In addition to driving speaker 670, the output of audio device 620 is fed into a speech recognition system 660. Audio playback rate controller 650 compares the present average text input rate of keyboard 610 with the present average speech output rate of speaker 670. If the average text input rate is faster than the average rate of words played by speaker 670, the audio playback rate controller increases the playback speed of the audio device. Conversely, the playback rate of the audio device is reduced when the audio playback rate controller senses that the average text input rate is slower that the average rate of words played by the speaker 670. In this way, the audio playback rate controller 650 automatically adjusts the playback rate to the present typing rate of user at keyboard 610. This alleviates the need for a transcriber to manually adjust the speed of an audio file as corresponding text is generated.
Data link 640 such as data stream correlator system as shown in

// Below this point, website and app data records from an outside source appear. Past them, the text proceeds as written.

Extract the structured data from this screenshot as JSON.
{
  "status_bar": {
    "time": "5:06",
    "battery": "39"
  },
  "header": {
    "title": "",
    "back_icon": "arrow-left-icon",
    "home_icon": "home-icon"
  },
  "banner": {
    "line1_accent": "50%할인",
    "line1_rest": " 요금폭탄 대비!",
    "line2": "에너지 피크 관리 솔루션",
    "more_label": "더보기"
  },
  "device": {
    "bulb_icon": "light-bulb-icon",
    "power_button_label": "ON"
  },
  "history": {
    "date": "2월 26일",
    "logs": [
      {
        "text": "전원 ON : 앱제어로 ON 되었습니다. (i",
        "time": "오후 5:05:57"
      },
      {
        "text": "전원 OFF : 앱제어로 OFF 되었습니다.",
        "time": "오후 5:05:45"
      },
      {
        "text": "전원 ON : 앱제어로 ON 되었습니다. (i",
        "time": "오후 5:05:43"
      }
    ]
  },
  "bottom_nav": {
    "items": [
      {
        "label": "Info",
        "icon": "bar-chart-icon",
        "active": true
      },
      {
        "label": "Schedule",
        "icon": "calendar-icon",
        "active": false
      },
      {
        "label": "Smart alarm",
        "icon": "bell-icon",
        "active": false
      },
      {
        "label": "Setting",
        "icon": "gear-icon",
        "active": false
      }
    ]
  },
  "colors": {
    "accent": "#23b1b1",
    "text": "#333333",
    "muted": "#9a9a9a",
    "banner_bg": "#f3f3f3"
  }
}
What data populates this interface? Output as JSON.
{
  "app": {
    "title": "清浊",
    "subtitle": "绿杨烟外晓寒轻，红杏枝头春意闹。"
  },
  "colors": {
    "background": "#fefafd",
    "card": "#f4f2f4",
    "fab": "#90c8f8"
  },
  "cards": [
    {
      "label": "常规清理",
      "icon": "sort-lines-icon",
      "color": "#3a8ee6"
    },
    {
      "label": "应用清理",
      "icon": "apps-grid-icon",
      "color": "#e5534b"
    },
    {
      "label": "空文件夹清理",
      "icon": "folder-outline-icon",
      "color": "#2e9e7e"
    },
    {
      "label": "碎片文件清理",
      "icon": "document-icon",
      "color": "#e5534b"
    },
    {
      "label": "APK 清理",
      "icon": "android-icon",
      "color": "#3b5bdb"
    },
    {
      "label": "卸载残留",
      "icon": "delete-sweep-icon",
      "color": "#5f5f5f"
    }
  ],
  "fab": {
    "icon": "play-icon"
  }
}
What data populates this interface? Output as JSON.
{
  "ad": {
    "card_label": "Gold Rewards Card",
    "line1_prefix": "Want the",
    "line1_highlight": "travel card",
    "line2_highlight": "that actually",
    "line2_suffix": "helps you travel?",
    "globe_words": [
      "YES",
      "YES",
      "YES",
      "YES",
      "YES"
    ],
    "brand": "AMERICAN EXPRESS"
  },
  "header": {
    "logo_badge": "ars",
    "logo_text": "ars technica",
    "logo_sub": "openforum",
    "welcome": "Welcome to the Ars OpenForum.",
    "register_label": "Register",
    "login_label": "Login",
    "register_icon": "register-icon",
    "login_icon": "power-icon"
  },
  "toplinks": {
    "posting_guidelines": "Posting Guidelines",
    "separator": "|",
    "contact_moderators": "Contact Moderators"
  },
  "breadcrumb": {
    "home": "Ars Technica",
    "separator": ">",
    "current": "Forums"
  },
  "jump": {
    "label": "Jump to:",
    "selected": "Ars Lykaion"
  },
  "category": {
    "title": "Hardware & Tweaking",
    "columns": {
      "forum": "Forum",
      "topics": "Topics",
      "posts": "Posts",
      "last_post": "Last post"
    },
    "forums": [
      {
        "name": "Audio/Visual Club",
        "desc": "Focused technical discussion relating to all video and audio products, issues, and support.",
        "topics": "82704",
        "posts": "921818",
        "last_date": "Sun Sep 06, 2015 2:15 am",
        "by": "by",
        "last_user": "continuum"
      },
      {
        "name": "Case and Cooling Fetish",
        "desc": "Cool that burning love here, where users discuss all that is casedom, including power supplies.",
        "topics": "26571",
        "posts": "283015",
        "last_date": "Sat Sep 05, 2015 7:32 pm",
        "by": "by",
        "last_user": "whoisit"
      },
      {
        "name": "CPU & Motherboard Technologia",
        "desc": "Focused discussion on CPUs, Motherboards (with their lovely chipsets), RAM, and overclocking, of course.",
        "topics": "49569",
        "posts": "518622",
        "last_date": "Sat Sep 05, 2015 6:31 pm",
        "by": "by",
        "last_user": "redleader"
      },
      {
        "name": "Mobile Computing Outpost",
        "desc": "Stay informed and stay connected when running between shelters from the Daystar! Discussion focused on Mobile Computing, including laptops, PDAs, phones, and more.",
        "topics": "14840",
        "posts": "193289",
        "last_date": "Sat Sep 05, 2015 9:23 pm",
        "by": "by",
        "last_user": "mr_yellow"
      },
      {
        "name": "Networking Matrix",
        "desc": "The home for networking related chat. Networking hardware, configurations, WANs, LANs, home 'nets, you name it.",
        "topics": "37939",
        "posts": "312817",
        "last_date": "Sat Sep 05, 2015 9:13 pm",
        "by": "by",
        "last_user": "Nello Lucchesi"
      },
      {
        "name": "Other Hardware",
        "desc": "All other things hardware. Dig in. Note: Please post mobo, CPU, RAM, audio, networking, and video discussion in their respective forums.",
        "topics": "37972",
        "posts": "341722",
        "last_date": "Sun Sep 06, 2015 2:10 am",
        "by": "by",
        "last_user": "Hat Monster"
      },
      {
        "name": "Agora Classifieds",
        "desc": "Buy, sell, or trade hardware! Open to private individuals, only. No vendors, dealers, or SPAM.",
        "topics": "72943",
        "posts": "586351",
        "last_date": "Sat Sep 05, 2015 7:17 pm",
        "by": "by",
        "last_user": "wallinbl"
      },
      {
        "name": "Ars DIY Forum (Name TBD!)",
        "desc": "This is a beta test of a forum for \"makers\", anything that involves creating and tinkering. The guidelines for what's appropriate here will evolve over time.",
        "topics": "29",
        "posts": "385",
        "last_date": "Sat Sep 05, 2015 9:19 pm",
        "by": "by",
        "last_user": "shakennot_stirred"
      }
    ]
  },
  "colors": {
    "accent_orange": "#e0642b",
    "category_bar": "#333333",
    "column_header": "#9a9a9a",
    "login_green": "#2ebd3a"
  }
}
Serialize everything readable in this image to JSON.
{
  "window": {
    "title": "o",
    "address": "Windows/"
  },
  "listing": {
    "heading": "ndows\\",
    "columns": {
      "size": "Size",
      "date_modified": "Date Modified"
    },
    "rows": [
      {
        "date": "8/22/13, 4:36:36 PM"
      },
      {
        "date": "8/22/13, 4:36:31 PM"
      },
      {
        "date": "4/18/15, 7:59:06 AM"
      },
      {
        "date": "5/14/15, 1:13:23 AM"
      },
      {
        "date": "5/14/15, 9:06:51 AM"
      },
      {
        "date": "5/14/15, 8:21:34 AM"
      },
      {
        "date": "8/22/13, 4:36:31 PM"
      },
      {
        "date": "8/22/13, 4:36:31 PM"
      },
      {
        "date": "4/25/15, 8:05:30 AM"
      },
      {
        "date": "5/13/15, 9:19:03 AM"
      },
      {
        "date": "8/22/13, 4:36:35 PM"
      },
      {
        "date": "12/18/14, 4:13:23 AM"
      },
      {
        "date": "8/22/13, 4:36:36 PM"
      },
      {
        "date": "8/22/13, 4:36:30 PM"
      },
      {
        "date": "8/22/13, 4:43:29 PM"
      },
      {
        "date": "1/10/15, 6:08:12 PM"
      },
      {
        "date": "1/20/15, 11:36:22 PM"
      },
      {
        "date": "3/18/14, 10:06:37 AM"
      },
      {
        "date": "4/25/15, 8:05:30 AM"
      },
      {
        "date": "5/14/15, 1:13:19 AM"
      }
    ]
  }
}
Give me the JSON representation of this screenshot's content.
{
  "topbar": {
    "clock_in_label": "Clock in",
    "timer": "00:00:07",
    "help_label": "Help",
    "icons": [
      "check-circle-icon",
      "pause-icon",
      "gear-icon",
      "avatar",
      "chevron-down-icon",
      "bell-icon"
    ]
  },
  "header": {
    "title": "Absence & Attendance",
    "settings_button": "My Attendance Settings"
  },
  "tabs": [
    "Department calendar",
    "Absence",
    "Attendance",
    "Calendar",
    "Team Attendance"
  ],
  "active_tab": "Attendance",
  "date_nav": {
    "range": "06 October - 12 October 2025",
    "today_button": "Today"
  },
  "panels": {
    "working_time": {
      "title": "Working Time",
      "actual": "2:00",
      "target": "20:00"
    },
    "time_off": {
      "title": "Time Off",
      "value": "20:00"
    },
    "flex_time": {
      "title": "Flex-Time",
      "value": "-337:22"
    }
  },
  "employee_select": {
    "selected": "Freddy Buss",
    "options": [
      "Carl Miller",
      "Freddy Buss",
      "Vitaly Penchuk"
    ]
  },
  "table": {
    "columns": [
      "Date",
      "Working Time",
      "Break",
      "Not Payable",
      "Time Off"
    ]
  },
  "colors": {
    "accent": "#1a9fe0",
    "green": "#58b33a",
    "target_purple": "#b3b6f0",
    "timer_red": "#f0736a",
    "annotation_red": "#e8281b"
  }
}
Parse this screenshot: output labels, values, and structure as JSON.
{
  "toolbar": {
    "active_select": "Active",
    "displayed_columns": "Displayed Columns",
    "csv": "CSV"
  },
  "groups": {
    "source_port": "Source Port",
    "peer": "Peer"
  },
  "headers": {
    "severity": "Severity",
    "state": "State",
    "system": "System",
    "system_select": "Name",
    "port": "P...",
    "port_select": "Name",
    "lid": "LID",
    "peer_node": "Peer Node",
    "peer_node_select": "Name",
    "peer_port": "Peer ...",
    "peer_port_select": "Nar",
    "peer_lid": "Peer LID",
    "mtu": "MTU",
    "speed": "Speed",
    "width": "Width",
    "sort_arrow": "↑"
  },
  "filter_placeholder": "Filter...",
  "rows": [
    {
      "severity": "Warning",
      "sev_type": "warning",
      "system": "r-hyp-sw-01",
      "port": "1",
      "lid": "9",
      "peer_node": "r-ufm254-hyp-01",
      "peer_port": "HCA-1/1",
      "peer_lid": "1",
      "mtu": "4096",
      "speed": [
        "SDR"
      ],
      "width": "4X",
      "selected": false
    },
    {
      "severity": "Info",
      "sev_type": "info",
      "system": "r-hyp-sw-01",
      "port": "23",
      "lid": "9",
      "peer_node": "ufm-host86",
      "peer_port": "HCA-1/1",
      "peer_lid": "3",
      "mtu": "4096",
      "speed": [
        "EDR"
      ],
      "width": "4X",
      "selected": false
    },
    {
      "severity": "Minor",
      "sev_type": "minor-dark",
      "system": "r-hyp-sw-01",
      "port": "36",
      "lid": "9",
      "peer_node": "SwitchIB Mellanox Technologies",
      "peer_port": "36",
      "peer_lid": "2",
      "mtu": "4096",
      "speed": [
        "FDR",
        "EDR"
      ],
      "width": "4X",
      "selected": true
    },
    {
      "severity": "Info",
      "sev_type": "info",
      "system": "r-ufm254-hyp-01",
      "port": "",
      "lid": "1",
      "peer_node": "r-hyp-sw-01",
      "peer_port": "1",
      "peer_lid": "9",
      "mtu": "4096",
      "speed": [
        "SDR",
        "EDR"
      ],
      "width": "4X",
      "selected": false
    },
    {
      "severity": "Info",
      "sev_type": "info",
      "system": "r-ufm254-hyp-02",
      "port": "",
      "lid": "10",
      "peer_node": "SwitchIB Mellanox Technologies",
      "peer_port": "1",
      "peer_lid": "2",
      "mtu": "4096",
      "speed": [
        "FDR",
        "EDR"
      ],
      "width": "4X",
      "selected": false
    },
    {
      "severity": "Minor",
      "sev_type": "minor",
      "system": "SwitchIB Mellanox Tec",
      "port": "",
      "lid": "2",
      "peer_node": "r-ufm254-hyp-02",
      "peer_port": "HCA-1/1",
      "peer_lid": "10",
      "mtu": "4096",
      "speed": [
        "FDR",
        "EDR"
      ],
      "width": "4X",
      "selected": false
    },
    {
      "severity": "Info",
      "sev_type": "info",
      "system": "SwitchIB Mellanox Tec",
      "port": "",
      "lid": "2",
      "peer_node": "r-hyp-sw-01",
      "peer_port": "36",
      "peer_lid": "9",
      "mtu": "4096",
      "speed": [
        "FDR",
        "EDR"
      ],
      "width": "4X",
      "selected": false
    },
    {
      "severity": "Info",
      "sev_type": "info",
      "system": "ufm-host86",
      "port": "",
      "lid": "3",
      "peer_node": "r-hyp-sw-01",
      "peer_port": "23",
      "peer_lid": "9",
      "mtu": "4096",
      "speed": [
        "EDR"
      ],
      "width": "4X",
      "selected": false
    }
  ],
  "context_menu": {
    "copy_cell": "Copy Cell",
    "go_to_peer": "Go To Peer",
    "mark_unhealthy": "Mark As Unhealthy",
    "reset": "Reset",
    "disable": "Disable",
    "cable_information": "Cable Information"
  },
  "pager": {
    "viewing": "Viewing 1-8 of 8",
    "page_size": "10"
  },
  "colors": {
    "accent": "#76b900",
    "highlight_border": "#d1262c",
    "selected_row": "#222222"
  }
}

The principles of the present invention have applications beyond note taking, text entry, or a close captioning system. One example is a video surveillance system for an automobile parking lot. This example system uses multiple video cameras. One set of cameras record the automobiles and associated license plates at the entrance and exits. Another set of cameras record the parking area. In current video surveillance systems, cameras continuously record video on tape. This results in a waste of video recording media. A more efficient system would record, for example, only for a few seconds after a motion detector indicates when a car has entered or left the garage or parking space. This type of sporadic recording renders it difficult to determine where an event is recorded on a videotape. Even a time-stamped videotape must be searched for the appropriate time match.
The features of the present invention can be used to efficiently link the data from multiple video recorders. The events can be the start of video recording as triggered by the motion detectors and the data pointers would be the physical location (for example, a tape counter value) where the video recording starts. Our system links the video recording of cars and license plates entering and leaving the lot and the video recording of parking activity within the lot. For example, if a car hits another parked car and leaves without reporting the incident, the video recording of the parking lot activity can be quickly reviewed for all car activity next to the damaged car. Once suspect cars are identified in the parking lot video, time-stamped events and data pointers can be reviewed to link the video of these cars to the video recorded at the lot entrance and exits, so the car's license plates can be identified.
While this invention has been particularly shown and described with references to preferred embodiments thereof, it will be understood by those skilled in the art that various changes in form and details may be made therein without departing from the scope of the invention encompassed by the appended claims.